These are the kinds of things these characters think about. Deep, philosophical ideas that most teenagers don’t have to bother themselves with. These characters know they are not invincible.

Green is notorious for making his characters extravagantly intelligent, spewing off profound statements like it’s their job. In this novel, it works. Hazel and Augustus have come terrifyingly close to death and deserve to be profound.

Part of Augustus’s introduction at his first support group session is, “I’m on a roller coaster that only goes up, my friend.” What kind of teenager says this, without a second thought?

Despite their cancerous wisdom, they’re still just teenagers. They do stupid things, they go on adventures, they have fun. They’re lovable and realistic characters.

One review I read said the ratio of laughing to sobbing is about one-to-one, which I think is a perfect way to describe the book.

I finished reading about 30 hours after I found the Amazon box propped against my door. It was a struggle to have to put it down to sleep. My immediate review of the book was simply, “I have no words –– only infinite tears.”

It took a while to process the novel and figure out how to portray it in a way that encourages people to read it. Instead, I spent a few weeks trying to get out of writing this review, because I feel like nothing I say can do the book any justice. Just read it.

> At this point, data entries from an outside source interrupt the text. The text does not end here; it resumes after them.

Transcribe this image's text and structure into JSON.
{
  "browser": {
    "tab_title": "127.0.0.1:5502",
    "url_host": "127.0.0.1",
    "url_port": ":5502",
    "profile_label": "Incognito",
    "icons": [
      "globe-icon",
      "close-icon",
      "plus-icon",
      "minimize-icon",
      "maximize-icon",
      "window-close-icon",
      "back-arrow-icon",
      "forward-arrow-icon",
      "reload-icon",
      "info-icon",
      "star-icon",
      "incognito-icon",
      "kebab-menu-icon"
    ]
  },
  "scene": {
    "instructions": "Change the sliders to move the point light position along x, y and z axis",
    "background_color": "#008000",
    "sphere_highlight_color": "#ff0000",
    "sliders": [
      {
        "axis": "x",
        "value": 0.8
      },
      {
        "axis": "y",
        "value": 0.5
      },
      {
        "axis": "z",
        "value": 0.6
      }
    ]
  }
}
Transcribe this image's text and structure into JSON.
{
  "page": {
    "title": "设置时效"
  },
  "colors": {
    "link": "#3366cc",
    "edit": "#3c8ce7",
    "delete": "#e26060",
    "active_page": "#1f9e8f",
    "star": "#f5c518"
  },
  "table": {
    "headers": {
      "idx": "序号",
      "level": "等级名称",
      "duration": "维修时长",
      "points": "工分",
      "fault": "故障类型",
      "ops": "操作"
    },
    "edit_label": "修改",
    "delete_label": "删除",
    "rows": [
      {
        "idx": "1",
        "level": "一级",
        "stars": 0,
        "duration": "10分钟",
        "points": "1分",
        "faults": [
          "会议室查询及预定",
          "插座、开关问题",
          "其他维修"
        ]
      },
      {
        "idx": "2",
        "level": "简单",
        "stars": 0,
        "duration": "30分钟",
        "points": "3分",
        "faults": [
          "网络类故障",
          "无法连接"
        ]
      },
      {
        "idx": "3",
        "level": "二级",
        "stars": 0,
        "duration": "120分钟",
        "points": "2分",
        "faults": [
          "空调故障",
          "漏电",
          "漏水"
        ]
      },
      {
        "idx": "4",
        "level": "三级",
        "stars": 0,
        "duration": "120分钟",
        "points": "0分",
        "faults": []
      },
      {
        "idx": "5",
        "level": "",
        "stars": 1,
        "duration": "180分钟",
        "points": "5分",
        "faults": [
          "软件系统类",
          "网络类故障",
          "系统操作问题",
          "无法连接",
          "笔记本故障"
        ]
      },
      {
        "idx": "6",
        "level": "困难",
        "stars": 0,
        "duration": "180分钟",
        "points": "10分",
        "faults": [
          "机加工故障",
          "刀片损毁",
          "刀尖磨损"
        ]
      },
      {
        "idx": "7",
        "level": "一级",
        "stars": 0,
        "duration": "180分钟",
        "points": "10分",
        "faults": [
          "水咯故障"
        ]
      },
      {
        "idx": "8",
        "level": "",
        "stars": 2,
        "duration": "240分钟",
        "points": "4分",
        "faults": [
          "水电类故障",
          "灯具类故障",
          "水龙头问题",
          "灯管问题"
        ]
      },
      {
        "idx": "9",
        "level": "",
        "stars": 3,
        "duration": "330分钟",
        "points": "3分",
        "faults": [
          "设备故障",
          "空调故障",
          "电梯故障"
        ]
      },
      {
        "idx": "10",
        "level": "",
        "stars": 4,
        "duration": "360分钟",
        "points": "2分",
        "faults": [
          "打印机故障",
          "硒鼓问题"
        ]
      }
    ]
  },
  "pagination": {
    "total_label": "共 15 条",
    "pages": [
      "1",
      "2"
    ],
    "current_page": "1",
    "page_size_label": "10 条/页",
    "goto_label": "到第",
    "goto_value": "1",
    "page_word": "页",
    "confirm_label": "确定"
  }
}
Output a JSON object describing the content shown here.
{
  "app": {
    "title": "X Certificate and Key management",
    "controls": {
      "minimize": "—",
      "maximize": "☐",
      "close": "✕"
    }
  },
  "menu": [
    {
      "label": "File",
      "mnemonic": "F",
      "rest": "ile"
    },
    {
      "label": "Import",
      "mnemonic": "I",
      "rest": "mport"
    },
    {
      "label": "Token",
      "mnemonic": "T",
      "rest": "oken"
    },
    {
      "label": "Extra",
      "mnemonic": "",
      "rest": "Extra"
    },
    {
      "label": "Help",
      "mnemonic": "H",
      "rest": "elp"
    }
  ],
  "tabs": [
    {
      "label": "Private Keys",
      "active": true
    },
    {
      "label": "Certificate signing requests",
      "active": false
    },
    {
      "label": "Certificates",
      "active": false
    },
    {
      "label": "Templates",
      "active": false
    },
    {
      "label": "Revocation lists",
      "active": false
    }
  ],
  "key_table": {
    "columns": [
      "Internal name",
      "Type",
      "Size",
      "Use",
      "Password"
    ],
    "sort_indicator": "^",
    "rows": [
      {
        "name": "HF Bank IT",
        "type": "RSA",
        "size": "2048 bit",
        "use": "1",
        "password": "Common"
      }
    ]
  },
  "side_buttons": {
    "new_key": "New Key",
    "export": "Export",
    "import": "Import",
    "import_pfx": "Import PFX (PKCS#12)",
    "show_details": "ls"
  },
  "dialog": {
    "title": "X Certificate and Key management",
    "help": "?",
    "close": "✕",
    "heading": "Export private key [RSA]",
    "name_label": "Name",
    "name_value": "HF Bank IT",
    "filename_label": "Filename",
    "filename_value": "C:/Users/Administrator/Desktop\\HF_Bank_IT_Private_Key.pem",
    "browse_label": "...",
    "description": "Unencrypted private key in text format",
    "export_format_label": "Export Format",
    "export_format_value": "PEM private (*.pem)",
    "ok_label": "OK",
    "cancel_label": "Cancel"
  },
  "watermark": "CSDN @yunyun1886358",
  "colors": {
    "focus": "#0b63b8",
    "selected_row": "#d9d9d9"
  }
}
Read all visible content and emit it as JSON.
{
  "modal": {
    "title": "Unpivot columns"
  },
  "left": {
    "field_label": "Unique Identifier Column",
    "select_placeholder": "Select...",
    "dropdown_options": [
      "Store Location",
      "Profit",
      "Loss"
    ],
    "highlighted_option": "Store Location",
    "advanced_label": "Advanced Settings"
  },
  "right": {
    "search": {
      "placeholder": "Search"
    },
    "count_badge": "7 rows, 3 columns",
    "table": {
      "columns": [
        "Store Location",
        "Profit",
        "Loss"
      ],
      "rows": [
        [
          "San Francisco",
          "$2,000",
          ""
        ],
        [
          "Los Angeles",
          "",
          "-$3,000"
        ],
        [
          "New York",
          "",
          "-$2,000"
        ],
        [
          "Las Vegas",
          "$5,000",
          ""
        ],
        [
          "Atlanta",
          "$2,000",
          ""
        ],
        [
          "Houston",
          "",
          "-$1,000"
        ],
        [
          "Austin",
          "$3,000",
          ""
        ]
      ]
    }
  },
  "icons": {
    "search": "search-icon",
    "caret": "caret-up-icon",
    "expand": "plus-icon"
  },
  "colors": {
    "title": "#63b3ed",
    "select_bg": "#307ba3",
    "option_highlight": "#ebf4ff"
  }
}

This review was originally written for the Feb. 3, 2012, issue of The Verge, the weekly arts and entertainment section of The Daily Eastern News.